Any Unit Testing purist will tell you that Unit Testing is only testing one small, isolated, functional unit of code. When that unit of code go out of scope it needs to be mocked. This is all well and good, and I do a fair amount of testing like this. But then Entity Framework Code First and automatic migrations came along, coupled with SQLCE or LocalDB why mock your repository?

When my repository method is generic (i.e. a Get, Save, Delete) there is no real logic in there. But when I test it I gain the added benefit of verify that data going to the database and back is correct. Additionally using the Seed method of Entity Framework it’s very easy to scaffold in test data that can be utilized by the test.

Anyone who’s mocked complex data structures knows your basically writing a lot of that by hand, or storing it in a file and deserializing it to be served up to tests. If your going though that trouble, then why not just use EF, Code First, Automatic Migrations and Seeding? It really is a time saving once you got the data in the seed statement.

Additionally it’s helped me find concurrency and data access issues. Because of how unit tests are executed using a lightweight SQL instance I was trace down race conditions and slow LINQ statements. None of which would have been possible by just testing the service or logic layer in isolation.

When I test this way I still call it unit testing. The way it gets the data, either through an In-Memory array, Mock or LocalDB is not what’s being tested. As long as my repository method itself has no code or logic it will be side effect free.

This isn’t without it’s faults and it’s not perfect. Based on their very nature SQLCE and LocalDB are very lightweight version of SQL Server. This means they can’t perform the way normal SQL does, operate in the same way or even use some of the same data types. For example SQLCE doesn’t support the Geo data type.

So it may not be perfect for every scenario or database. But if it’s an option, will be side effect free and won’t cause interdependency issues between tests then really is the difference between that and Mocking? Besides the fact that your exercising more of your code base?

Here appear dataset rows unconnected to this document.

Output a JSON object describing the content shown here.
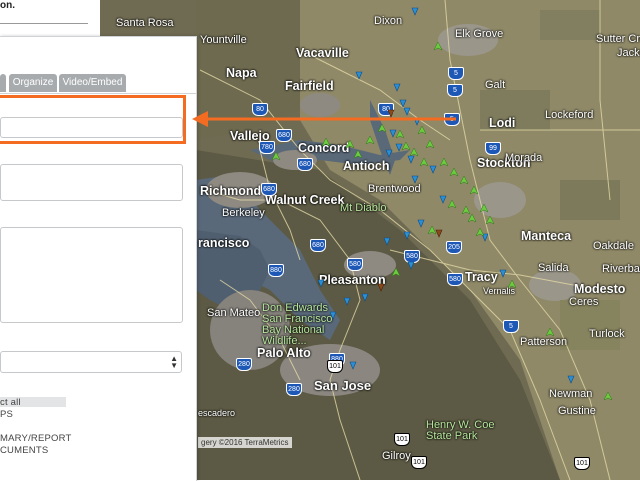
{
  "panel": {
    "top_text": "on.",
    "tabs": [
      {
        "label": ""
      },
      {
        "label": "Organize"
      },
      {
        "label": "Video/Embed"
      }
    ],
    "options": {
      "select_all": "ct all",
      "item_ps": "PS",
      "item_summary": "MARY/REPORT",
      "item_documents": "CUMENTS"
    }
  },
  "map": {
    "attribution": "gery ©2016 TerraMetrics",
    "labels": {
      "santa_rosa": "Santa Rosa",
      "dixon": "Dixon",
      "elk_grove": "Elk Grove",
      "sutter_creek": "Sutter Creek",
      "jackson": "Jackson",
      "yountville": "Yountville",
      "vacaville": "Vacaville",
      "napa": "Napa",
      "fairfield": "Fairfield",
      "galt": "Galt",
      "lodi": "Lodi",
      "lockeford": "Lockeford",
      "vallejo": "Vallejo",
      "concord": "Concord",
      "antioch": "Antioch",
      "brentwood": "Brentwood",
      "stockton": "Stockton",
      "morada": "Morada",
      "richmond": "Richmond",
      "walnut_creek": "Walnut Creek",
      "mt_diablo": "Mt Diablo",
      "berkeley": "Berkeley",
      "francisco": "rancisco",
      "manteca": "Manteca",
      "oakdale": "Oakdale",
      "pleasanton": "Pleasanton",
      "tracy": "Tracy",
      "salida": "Salida",
      "riverbank": "Riverbank",
      "modesto": "Modesto",
      "ceres": "Ceres",
      "don_edwards": "Don Edwards\nSan Francisco\nBay National\nWildlife...",
      "san_mateo": "San Mateo",
      "patterson": "Patterson",
      "turlock": "Turlock",
      "palo_alto": "Palo Alto",
      "san_jose": "San Jose",
      "newman": "Newman",
      "gustine": "Gustine",
      "escadero": "escadero",
      "henry_coe": "Henry W. Coe\nState Park",
      "gilroy": "Gilroy",
      "vernalis": "Vernalis"
    },
    "shields": [
      "80",
      "80",
      "5",
      "5",
      "99",
      "680",
      "780",
      "680",
      "680",
      "680",
      "205",
      "580",
      "580",
      "880",
      "880",
      "580",
      "5",
      "280",
      "280",
      "101",
      "101",
      "101",
      "5",
      "101"
    ]
  },
  "colors": {
    "highlight": "#f36c21",
    "tab_bg": "#a7abae",
    "pin_blue": "#2b8fd6",
    "pin_green": "#6ccb3e",
    "pin_brown": "#8a4a1c"
  }
}
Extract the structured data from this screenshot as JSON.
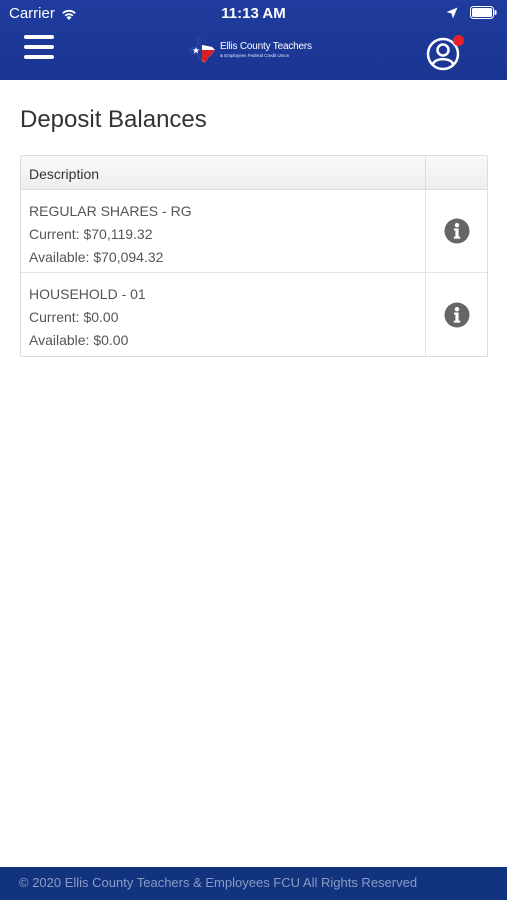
{
  "status_bar": {
    "carrier": "Carrier",
    "time": "11:13 AM"
  },
  "header": {
    "logo_title": "Ellis County Teachers",
    "logo_subtitle": "& Employees Federal Credit Union"
  },
  "page": {
    "title": "Deposit Balances"
  },
  "table": {
    "header_description": "Description",
    "rows": [
      {
        "name": "REGULAR SHARES - RG",
        "current": "Current: $70,119.32",
        "available": "Available: $70,094.32"
      },
      {
        "name": "HOUSEHOLD - 01",
        "current": "Current: $0.00",
        "available": "Available: $0.00"
      }
    ]
  },
  "footer": {
    "text": "© 2020 Ellis County Teachers & Employees FCU All Rights Reserved"
  },
  "colors": {
    "header_bg": "#1f3c9e",
    "footer_bg": "#12337e",
    "notification": "#e8202a",
    "info_icon": "#666666"
  },
  "icons": [
    "wifi-icon",
    "location-arrow-icon",
    "battery-icon",
    "hamburger-menu-icon",
    "texas-flag-logo",
    "user-profile-icon",
    "info-icon"
  ]
}
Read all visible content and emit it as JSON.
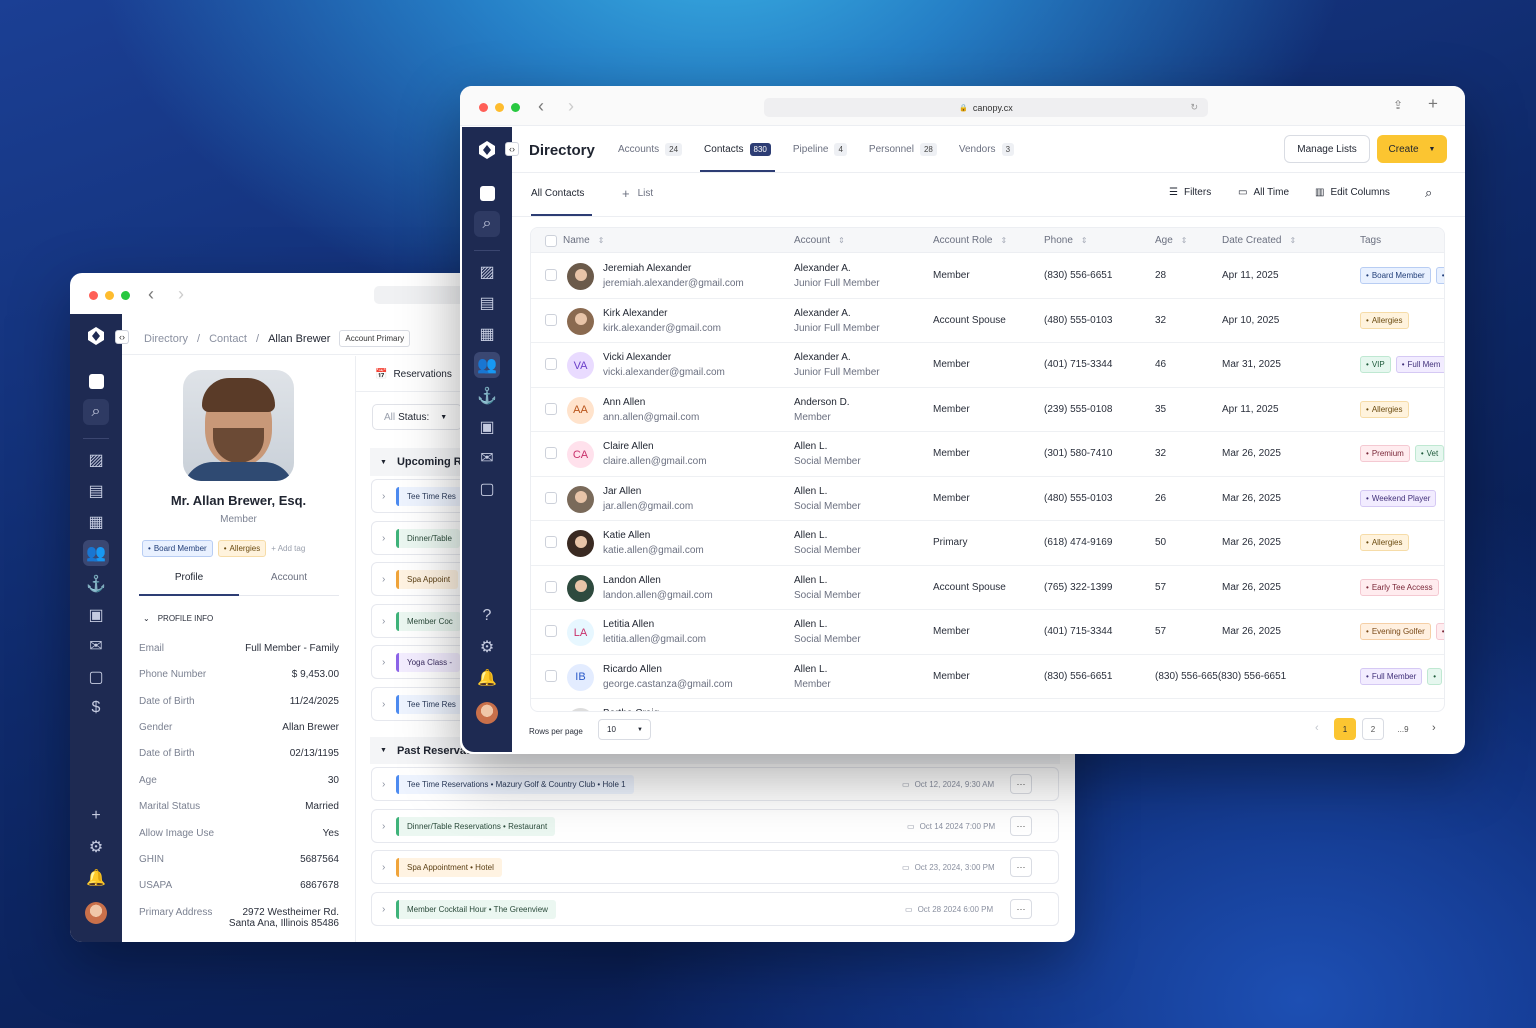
{
  "back": {
    "crumbs": [
      "Directory",
      "/",
      "Contact",
      "/",
      "Allan Brewer"
    ],
    "crumb_chip": "Account Primary",
    "profile": {
      "name": "Mr. Allan Brewer, Esq.",
      "role": "Member",
      "tags": [
        "Board Member",
        "Allergies"
      ],
      "add_tag": "+ Add tag"
    },
    "tabs": [
      "Profile",
      "Account"
    ],
    "section": "PROFILE INFO",
    "info": [
      {
        "label": "Email",
        "value": "Full Member - Family"
      },
      {
        "label": "Phone Number",
        "value": "$ 9,453.00"
      },
      {
        "label": "Date of Birth",
        "value": "11/24/2025"
      },
      {
        "label": "Gender",
        "value": "Allan Brewer"
      },
      {
        "label": "Date of Birth",
        "value": "02/13/1195"
      },
      {
        "label": "Age",
        "value": "30"
      },
      {
        "label": "Marital Status",
        "value": "Married"
      },
      {
        "label": "Allow Image Use",
        "value": "Yes"
      },
      {
        "label": "GHIN",
        "value": "5687564"
      },
      {
        "label": "USAPA",
        "value": "6867678"
      },
      {
        "label": "Primary Address",
        "value": "2972 Westheimer Rd.",
        "value2": "Santa Ana, Illinois 85486"
      }
    ],
    "reservations_tab": "Reservations",
    "status_filter_label": "All",
    "status_filter_value": "Status:",
    "upcoming_title": "Upcoming R",
    "upcoming": [
      "Tee Time Res",
      "Dinner/Table",
      "Spa Appoint",
      "Member Coc",
      "Yoga Class -",
      "Tee Time Res"
    ],
    "past_title": "Past Reservat",
    "past": [
      {
        "label": "Tee Time Reservations • Mazury Golf & Country Club • Hole 1",
        "date": "Oct 12, 2024, 9:30 AM"
      },
      {
        "label": "Dinner/Table Reservations • Restaurant",
        "date": "Oct 14 2024 7:00 PM"
      },
      {
        "label": "Spa Appointment • Hotel",
        "date": "Oct 23, 2024, 3:00 PM"
      },
      {
        "label": "Member Cocktail Hour • The Greenview",
        "date": "Oct 28 2024 6:00 PM"
      }
    ],
    "more": "···"
  },
  "front": {
    "url": "canopy.cx",
    "title": "Directory",
    "tabs": [
      {
        "label": "Accounts",
        "count": "24"
      },
      {
        "label": "Contacts",
        "count": "830"
      },
      {
        "label": "Pipeline",
        "count": "4"
      },
      {
        "label": "Personnel",
        "count": "28"
      },
      {
        "label": "Vendors",
        "count": "3"
      }
    ],
    "manage_lists": "Manage Lists",
    "create": "Create",
    "subtabs": {
      "all": "All Contacts",
      "list": "List"
    },
    "toolbar": {
      "filters": "Filters",
      "time": "All Time",
      "columns": "Edit Columns"
    },
    "columns": [
      "Name",
      "Account",
      "Account Role",
      "Phone",
      "Age",
      "Date Created",
      "Tags"
    ],
    "rows": [
      {
        "name": "Jeremiah Alexander",
        "email": "jeremiah.alexander@gmail.com",
        "account": "Alexander A.",
        "acct_type": "Junior Full Member",
        "role": "Member",
        "phone": "(830) 556-6651",
        "age": "28",
        "date": "Apr 11, 2025",
        "tags": [
          [
            "Board Member",
            "blue"
          ],
          [
            "",
            "blue"
          ]
        ]
      },
      {
        "name": "Kirk Alexander",
        "email": "kirk.alexander@gmail.com",
        "account": "Alexander A.",
        "acct_type": "Junior Full Member",
        "role": "Account Spouse",
        "phone": "(480) 555-0103",
        "age": "32",
        "date": "Apr 10, 2025",
        "tags": [
          [
            "Allergies",
            "orange"
          ]
        ]
      },
      {
        "name": "Vicki Alexander",
        "email": "vicki.alexander@gmail.com",
        "account": "Alexander A.",
        "acct_type": "Junior Full Member",
        "role": "Member",
        "phone": "(401) 715-3344",
        "age": "46",
        "date": "Mar 31, 2025",
        "initials": "VA",
        "tags": [
          [
            "VIP",
            "green"
          ],
          [
            "Full Mem",
            "purple"
          ]
        ]
      },
      {
        "name": "Ann Allen",
        "email": "ann.allen@gmail.com",
        "account": "Anderson D.",
        "acct_type": "Member",
        "role": "Member",
        "phone": "(239) 555-0108",
        "age": "35",
        "date": "Apr 11, 2025",
        "initials": "AA",
        "tags": [
          [
            "Allergies",
            "orange"
          ]
        ]
      },
      {
        "name": "Claire Allen",
        "email": "claire.allen@gmail.com",
        "account": "Allen L.",
        "acct_type": "Social Member",
        "role": "Member",
        "phone": "(301) 580-7410",
        "age": "32",
        "date": "Mar 26, 2025",
        "initials": "CA",
        "tags": [
          [
            "Premium",
            "pink"
          ],
          [
            "Vet",
            "green"
          ]
        ]
      },
      {
        "name": "Jar Allen",
        "email": "jar.allen@gmail.com",
        "account": "Allen L.",
        "acct_type": "Social Member",
        "role": "Member",
        "phone": "(480) 555-0103",
        "age": "26",
        "date": "Mar 26, 2025",
        "tags": [
          [
            "Weekend Player",
            "purple"
          ]
        ]
      },
      {
        "name": "Katie Allen",
        "email": "katie.allen@gmail.com",
        "account": "Allen L.",
        "acct_type": "Social Member",
        "role": "Primary",
        "phone": "(618) 474-9169",
        "age": "50",
        "date": "Mar 26, 2025",
        "tags": [
          [
            "Allergies",
            "orange"
          ]
        ]
      },
      {
        "name": "Landon Allen",
        "email": "landon.allen@gmail.com",
        "account": "Allen L.",
        "acct_type": "Social Member",
        "role": "Account Spouse",
        "phone": "(765) 322-1399",
        "age": "57",
        "date": "Mar 26, 2025",
        "tags": [
          [
            "Early Tee Access",
            "pink"
          ]
        ]
      },
      {
        "name": "Letitia Allen",
        "email": "letitia.allen@gmail.com",
        "account": "Allen L.",
        "acct_type": "Social Member",
        "role": "Member",
        "phone": "(401) 715-3344",
        "age": "57",
        "date": "Mar 26, 2025",
        "initials": "LA",
        "tags": [
          [
            "Evening Golfer",
            "amber"
          ],
          [
            "",
            "pink"
          ]
        ]
      },
      {
        "name": "Ricardo Allen",
        "email": "george.castanza@gmail.com",
        "account": "Allen L.",
        "acct_type": "Member",
        "role": "Member",
        "phone": "(830) 556-6651",
        "age": "(830) 556-665(830) 556-6651",
        "date": "",
        "initials": "IB",
        "tags": [
          [
            "Full Member",
            "purple"
          ],
          [
            "",
            "green"
          ]
        ]
      },
      {
        "name": "Bertha Craig",
        "email": "",
        "account": "",
        "acct_type": "",
        "role": "",
        "phone": "",
        "age": "",
        "date": "",
        "tags": []
      }
    ],
    "rows_per_page_label": "Rows per page",
    "rows_per_page": "10",
    "pages": [
      "1",
      "2",
      "...9"
    ]
  }
}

Resgrid is a SaaS product utilizing Microsoft Azure, providing logistics, management and communication tools to first responder organizations like volunteer fire departments, career fire departments, EMS, search and rescue, CERT, public safety, disaster relief organizations, etc. It was founded in late 2012 by myself and Jason Jarrett (staxmanade).